• _Exercise brief_:
Across the whole listing, find how many lines contain "title", then write that number and nothing else.

• _Dataset excerpts_:
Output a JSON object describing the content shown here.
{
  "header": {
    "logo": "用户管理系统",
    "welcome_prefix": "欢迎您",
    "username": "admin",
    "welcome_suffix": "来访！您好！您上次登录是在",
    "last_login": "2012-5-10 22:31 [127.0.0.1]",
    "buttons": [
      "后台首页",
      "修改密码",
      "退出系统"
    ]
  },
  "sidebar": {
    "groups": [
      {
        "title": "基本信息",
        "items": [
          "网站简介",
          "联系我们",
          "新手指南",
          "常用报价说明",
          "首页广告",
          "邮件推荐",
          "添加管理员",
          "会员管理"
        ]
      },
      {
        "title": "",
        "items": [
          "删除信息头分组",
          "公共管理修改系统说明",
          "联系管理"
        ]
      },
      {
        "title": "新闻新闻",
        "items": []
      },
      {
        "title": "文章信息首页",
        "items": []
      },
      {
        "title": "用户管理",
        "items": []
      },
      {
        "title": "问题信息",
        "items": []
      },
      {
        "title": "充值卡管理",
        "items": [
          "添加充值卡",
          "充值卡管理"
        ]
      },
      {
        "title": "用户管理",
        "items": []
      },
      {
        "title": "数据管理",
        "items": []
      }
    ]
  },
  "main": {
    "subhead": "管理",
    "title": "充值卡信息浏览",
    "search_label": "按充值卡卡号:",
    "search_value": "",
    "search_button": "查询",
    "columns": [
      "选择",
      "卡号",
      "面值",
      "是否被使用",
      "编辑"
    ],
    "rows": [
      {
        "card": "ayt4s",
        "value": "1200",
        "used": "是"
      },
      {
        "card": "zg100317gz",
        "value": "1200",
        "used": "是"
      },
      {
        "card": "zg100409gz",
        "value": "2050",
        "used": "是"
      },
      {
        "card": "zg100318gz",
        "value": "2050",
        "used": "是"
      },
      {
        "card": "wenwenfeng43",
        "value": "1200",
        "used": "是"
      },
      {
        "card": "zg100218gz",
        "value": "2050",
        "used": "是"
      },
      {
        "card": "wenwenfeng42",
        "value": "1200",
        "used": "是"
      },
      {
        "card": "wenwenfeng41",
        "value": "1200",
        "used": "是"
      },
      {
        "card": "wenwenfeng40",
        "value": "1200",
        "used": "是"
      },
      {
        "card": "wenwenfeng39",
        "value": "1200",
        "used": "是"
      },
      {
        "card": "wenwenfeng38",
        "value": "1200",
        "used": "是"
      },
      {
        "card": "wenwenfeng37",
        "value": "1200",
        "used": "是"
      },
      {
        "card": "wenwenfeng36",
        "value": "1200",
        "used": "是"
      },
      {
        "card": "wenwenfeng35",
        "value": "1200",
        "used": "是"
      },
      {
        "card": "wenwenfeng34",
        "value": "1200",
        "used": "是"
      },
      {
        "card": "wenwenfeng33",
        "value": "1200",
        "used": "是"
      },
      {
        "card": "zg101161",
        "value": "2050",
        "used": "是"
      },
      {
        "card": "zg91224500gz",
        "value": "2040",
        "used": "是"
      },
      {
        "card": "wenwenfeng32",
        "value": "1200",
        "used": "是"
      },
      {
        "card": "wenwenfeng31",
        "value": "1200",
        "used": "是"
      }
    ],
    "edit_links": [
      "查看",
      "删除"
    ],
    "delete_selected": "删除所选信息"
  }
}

• _Response to this exercise_:
10